─── DATA FOR REVIEW ───

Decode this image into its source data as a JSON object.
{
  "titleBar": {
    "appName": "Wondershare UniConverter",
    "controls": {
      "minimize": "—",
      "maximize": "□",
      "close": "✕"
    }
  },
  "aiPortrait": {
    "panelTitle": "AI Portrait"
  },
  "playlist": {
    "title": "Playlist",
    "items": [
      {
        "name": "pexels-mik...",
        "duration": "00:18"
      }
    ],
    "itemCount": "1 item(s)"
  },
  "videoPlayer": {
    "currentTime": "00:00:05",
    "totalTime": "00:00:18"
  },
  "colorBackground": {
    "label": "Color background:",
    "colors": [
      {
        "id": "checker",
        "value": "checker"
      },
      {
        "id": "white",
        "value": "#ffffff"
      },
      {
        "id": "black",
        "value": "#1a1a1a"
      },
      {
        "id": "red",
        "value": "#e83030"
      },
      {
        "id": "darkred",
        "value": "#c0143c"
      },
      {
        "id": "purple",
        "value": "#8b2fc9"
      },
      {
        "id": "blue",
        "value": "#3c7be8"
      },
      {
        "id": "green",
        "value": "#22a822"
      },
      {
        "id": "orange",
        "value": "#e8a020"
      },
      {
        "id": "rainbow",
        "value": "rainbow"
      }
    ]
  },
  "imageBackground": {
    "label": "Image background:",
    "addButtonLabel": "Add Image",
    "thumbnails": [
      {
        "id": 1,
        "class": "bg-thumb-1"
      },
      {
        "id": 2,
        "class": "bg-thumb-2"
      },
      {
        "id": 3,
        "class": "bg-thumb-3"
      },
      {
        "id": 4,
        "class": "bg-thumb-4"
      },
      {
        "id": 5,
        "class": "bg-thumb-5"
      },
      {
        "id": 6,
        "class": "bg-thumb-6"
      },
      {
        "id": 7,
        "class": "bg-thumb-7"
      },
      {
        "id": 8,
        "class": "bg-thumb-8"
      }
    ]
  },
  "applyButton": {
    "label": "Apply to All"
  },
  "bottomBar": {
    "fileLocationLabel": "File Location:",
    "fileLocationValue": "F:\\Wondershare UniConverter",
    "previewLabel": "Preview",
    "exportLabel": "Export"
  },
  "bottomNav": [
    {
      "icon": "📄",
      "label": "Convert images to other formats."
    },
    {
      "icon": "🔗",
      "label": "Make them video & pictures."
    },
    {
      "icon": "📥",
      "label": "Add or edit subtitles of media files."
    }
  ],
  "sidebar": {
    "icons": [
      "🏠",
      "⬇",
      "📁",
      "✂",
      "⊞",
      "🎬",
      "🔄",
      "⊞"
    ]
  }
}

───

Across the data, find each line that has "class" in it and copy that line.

        "class": "bg-thumb-1"
        "class": "bg-thumb-2"
        "class": "bg-thumb-3"
        "class": "bg-thumb-4"
        "class": "bg-thumb-5"
        "class": "bg-thumb-6"
        "class": "bg-thumb-7"
        "class": "bg-thumb-8"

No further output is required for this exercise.